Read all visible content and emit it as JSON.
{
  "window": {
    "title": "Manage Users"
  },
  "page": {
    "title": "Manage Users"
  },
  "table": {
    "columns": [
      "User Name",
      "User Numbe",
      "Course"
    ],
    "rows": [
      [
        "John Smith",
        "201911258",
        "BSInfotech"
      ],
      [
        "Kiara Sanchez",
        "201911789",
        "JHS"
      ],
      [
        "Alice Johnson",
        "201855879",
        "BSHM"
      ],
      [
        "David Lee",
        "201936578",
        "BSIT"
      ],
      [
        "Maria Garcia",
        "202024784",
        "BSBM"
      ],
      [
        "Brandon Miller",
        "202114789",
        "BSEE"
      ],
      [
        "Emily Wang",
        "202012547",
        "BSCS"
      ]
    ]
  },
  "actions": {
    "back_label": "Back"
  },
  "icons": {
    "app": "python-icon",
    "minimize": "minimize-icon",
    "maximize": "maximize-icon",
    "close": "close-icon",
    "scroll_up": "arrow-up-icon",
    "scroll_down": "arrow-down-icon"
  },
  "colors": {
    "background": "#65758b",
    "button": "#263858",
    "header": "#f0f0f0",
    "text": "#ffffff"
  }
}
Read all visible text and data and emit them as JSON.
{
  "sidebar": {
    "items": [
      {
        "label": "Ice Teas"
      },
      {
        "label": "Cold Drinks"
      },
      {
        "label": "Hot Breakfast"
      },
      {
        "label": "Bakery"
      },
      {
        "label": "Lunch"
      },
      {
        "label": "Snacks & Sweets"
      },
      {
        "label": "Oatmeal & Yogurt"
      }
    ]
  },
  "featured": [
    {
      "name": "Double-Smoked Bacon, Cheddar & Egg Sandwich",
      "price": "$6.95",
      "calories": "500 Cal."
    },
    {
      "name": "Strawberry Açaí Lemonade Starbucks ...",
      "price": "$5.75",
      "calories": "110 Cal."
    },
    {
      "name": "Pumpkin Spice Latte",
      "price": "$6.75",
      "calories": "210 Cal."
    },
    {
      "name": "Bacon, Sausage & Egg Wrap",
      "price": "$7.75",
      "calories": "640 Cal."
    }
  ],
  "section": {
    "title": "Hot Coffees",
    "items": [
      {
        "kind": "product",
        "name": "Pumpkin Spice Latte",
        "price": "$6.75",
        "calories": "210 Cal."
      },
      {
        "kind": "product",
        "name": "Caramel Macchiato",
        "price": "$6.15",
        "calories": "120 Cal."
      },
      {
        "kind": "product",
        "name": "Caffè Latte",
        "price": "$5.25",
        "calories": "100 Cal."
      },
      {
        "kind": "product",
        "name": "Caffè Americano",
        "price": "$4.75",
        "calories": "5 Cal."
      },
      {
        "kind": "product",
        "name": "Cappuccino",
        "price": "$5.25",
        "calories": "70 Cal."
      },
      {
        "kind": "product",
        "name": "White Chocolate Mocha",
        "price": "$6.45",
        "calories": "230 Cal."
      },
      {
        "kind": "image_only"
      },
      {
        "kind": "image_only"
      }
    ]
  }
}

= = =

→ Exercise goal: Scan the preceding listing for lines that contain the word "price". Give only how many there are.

→ Task response: 10